> [Task] Search the material for the word "indicator" and copy every line in which it occurs.

> [Dataset entries]
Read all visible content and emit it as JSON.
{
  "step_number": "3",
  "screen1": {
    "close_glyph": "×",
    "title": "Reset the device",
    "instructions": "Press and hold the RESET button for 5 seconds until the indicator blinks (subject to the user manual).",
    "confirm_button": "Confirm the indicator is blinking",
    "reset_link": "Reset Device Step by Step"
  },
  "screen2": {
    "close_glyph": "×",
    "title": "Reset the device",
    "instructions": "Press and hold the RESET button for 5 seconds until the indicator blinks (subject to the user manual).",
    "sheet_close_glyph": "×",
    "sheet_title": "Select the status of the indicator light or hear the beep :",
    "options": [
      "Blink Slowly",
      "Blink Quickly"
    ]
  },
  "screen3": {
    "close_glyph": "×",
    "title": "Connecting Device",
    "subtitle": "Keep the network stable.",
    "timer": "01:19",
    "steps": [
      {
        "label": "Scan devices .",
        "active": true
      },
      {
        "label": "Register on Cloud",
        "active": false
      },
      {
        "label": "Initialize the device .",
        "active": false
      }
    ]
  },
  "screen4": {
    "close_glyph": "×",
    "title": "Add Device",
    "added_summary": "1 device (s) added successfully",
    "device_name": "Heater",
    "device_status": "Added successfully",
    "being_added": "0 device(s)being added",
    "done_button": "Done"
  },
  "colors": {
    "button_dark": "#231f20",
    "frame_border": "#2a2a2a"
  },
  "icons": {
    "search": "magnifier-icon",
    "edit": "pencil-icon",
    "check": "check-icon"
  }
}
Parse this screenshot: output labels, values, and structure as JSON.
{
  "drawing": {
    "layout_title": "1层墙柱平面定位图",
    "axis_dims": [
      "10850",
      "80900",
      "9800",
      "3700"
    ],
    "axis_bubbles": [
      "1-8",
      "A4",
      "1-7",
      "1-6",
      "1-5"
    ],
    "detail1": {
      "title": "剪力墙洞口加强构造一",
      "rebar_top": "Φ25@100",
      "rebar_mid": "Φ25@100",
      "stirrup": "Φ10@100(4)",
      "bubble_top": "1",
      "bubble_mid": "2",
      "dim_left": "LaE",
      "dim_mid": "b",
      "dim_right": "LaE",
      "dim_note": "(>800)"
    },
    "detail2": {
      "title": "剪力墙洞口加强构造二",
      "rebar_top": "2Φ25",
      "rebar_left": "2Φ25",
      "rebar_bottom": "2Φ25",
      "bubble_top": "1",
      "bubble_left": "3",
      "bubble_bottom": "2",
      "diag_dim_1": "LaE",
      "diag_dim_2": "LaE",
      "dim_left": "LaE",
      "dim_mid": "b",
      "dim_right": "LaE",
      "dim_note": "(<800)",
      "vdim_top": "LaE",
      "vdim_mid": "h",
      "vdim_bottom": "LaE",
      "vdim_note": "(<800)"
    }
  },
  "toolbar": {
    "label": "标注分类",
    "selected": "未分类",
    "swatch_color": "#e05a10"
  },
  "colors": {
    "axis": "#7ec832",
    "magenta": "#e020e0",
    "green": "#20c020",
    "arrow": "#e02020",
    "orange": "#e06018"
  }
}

> [Answer box]
    "instructions": "Press and hold the RESET button for 5 seconds until the indicator blinks (subject to the user manual).",
    "confirm_button": "Confirm the indicator is blinking",
    "instructions": "Press and hold the RESET button for 5 seconds until the indicator blinks (subject to the user manual).",
    "sheet_title": "Select the status of the indicator light or hear the beep :",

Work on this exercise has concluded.